Have you ever thought of the clothes you wear on daily basis? Where they come from? Who makes them? And most importantly, where do they end up once discarded? Let me tell me these fast fashion clothes are not doing any good to you or the planet.
Intergovernmental Panel on Climate Change (IPCC) has calculated the fashion industry produces 10% of global carbon dioxide emissions every year, while it is estimated to use around 1.5 trillion liters of water annually! Yes, read that again.
Is looking fashionable and trendy worth this price? Above all, can we afford this in the rapid climate change? Can we adopt ways to make the fashion industry ethical? Can we afford anymore landfills?
Let’s talk about upcycling. We repair machines to make them last longer and we renovate our home. Why can’t we do the same to our clothes? Upcycling is revamping our pre-loved clothes to improve their quality and wearability. It is similar to painting old walls to give them a new and fresh look. It saves the planet and reduces our Carbon footprint.
Thinking about all this, I started my own project of Upcycling: The Last Camp. The garment theme is inspired by my memory of camping as a child. We used to go camping on weekends and have our picnic.
I also recall being disheartened whenever the camping got canceled due to rain. Now, that everyone has gotten busy with their chosen lives, the tents are all we have.

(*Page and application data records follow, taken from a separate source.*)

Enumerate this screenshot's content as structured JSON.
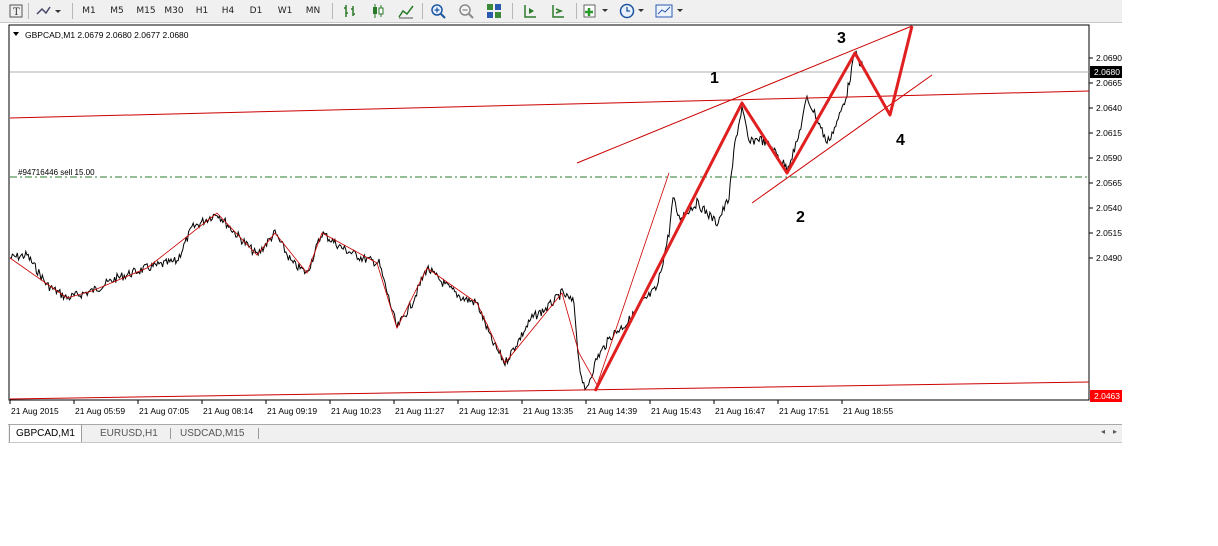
{
  "toolbar": {
    "timeframes": [
      "M1",
      "M5",
      "M15",
      "M30",
      "H1",
      "H4",
      "D1",
      "W1",
      "MN"
    ]
  },
  "chart": {
    "header": "GBPCAD,M1  2.0679 2.0680 2.0677 2.0680",
    "order_label": "#94716446 sell 15.00",
    "price_labels": [
      "2.0690",
      "2.0665",
      "2.0640",
      "2.0615",
      "2.0590",
      "2.0565",
      "2.0540",
      "2.0515",
      "2.0490"
    ],
    "current_price": "2.0680",
    "low_price": "2.0463",
    "time_labels": [
      "21 Aug 2015",
      "21 Aug 05:59",
      "21 Aug 07:05",
      "21 Aug 08:14",
      "21 Aug 09:19",
      "21 Aug 10:23",
      "21 Aug 11:27",
      "21 Aug 12:31",
      "21 Aug 13:35",
      "21 Aug 14:39",
      "21 Aug 15:43",
      "21 Aug 16:47",
      "21 Aug 17:51",
      "21 Aug 18:55"
    ],
    "wave_labels": [
      "1",
      "2",
      "3",
      "4"
    ],
    "colors": {
      "candles": "#000000",
      "trendlines": "#cc0000",
      "waves": "#e02020",
      "order_line": "#2e7d2e",
      "bid_line": "#b0b0b0",
      "price_box": "#000000",
      "low_box": "#ff0000"
    }
  },
  "tabs": [
    "GBPCAD,M1",
    "EURUSD,H1",
    "USDCAD,M15"
  ]
}
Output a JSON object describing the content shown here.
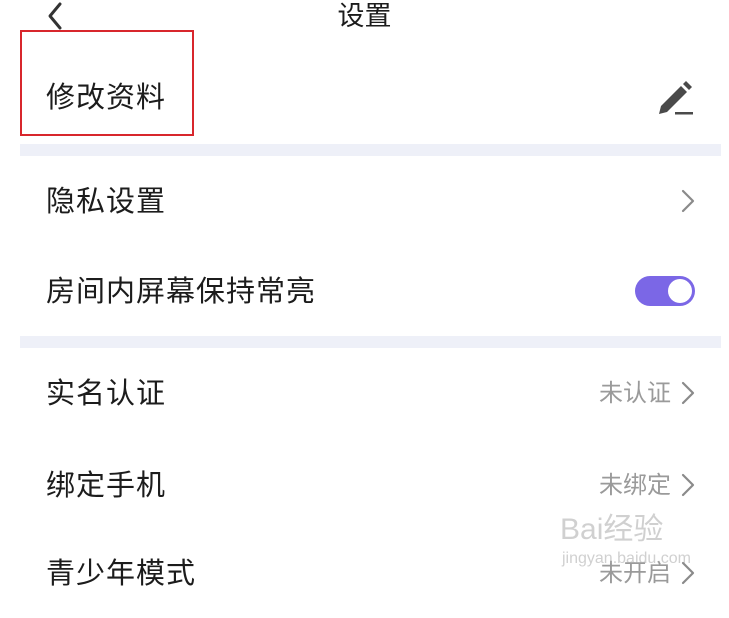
{
  "header": {
    "title": "设置",
    "back_icon": "chevron-left-icon"
  },
  "rows": [
    {
      "label": "修改资料",
      "icon": "pencil-icon",
      "highlighted": true
    },
    {
      "label": "隐私设置",
      "icon": "chevron-right-icon"
    },
    {
      "label": "房间内屏幕保持常亮",
      "toggle_on": true
    },
    {
      "label": "实名认证",
      "value": "未认证",
      "icon": "chevron-right-icon"
    },
    {
      "label": "绑定手机",
      "value": "未绑定",
      "icon": "chevron-right-icon"
    },
    {
      "label": "青少年模式",
      "value": "未开启",
      "icon": "chevron-right-icon"
    }
  ],
  "colors": {
    "accent": "#7b67e6",
    "highlight_border": "#d8262c",
    "secondary_text": "#9a9a9a",
    "divider_band": "#eef0f8"
  },
  "watermark": {
    "logo": "Bai经验",
    "url": "jingyan.baidu.com"
  }
}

The idea is to recycle those tents used for camping and preserve them as memory and token of appreciation of good times.
The coat is made of an upcycled tent. It was for sure a daunting task to upcycle a tent given the material is not easy to handle. The material was glued before stitching to avoid any incorrect stitching marks. The fit was tested several times to get the desired results and the elements were added wisely keeping in mind the current fashion trends.
I wish more tents could be upcycled. I wish we could just rethink about the damage caused before throwing an outfit that is no more in trend. I wish we could avoid the urge to buy that cute little dress from a fast fashion brand and instead buy it from a thrift store or a slow fashion label.
It is underrated how these tiny steps can make a huge difference in the direction our fashion industry is leading today. I wish we could arrange a weekend meeting set for upcycling and revamping our old clothes for nothing feels better than wearing something you have made on your own.
It is very important to clear the myths around upcycling. Upcycled clothing does not mean damaged or discarded clothing. Our wardrobe has a cost but it should not cost us our future.
Impulsive buying needs to stop, the landing of clothes in landfills needs to be checked and we need to make the right choices for the future out coming generation will live in. Misconceptions about thrifting and pre-loved clothing need to be cleared. Fashion has been redefining overages and maybe it’s time for a revamp!